(Provided material begins)

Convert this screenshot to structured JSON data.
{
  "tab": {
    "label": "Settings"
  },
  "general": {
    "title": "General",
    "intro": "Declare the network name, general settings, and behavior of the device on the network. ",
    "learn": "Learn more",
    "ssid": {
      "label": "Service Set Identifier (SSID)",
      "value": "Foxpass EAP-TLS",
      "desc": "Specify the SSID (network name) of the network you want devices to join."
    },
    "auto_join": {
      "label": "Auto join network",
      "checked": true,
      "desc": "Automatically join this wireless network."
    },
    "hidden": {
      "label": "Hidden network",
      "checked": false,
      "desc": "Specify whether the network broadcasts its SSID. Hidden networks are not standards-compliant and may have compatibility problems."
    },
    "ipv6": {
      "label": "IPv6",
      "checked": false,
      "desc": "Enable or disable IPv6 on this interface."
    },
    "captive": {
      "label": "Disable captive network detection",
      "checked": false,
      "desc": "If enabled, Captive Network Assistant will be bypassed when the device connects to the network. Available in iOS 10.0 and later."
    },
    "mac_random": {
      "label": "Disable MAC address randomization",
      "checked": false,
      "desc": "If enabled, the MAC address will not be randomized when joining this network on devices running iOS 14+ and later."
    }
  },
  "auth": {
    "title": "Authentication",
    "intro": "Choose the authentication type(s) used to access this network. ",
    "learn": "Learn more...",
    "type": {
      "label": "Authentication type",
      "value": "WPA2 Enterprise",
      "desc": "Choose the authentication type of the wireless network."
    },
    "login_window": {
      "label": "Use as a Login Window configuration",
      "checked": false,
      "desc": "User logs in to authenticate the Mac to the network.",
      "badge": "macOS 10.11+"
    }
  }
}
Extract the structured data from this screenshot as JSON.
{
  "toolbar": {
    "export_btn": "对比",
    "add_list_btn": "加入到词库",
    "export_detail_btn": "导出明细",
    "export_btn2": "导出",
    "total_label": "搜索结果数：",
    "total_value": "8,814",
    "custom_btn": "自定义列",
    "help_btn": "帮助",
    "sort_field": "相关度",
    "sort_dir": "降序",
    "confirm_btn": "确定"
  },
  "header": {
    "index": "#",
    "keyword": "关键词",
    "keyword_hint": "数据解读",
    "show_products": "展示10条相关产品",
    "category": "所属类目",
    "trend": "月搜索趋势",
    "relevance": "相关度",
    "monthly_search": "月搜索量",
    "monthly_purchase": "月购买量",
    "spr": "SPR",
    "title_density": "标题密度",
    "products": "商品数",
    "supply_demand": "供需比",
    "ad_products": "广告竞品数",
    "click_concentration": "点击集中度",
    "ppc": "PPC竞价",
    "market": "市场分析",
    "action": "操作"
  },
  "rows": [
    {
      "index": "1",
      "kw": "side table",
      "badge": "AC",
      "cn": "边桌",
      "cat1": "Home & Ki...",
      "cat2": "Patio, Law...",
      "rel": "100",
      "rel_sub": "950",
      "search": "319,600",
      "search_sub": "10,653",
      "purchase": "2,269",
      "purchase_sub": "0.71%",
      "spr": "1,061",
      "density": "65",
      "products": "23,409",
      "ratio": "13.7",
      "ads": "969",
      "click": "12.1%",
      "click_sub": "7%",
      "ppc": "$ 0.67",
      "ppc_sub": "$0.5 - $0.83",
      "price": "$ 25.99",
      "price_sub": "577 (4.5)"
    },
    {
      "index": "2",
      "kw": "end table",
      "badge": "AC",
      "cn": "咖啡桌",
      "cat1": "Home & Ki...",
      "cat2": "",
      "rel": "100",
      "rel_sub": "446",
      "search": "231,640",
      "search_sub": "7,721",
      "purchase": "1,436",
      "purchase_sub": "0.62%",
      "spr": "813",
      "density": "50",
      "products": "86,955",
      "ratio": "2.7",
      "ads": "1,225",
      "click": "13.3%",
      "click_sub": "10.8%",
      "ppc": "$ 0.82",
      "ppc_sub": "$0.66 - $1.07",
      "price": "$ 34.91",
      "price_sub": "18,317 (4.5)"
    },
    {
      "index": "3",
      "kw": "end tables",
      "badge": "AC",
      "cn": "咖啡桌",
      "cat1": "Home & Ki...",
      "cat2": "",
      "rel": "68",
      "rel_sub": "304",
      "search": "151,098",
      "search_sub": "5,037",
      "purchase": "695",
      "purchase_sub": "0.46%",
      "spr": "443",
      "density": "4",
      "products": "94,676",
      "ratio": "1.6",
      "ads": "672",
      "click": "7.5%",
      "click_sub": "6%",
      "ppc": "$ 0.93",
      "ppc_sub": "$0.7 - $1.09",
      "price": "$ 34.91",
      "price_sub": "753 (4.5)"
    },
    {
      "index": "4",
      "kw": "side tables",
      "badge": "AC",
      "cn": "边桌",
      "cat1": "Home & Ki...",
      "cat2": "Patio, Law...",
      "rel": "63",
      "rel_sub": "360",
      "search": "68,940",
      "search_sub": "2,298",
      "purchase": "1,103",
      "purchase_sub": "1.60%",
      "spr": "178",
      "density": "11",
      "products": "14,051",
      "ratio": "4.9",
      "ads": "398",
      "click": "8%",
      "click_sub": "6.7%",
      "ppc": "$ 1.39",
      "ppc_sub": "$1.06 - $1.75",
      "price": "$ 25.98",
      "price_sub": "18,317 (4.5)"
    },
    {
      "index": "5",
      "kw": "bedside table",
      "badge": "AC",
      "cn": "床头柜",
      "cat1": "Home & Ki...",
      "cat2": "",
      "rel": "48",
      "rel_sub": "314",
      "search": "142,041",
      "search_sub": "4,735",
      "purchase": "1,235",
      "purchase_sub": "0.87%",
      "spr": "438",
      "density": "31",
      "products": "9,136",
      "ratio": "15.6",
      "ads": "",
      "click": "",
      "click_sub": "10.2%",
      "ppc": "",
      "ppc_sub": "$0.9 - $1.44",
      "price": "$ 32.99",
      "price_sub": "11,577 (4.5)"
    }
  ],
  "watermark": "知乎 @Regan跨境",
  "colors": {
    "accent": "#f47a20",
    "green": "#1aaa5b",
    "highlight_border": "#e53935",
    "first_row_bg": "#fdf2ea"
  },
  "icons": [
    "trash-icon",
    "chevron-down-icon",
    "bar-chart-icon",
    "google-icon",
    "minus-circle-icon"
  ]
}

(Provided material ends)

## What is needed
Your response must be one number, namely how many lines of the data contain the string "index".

## Task response
6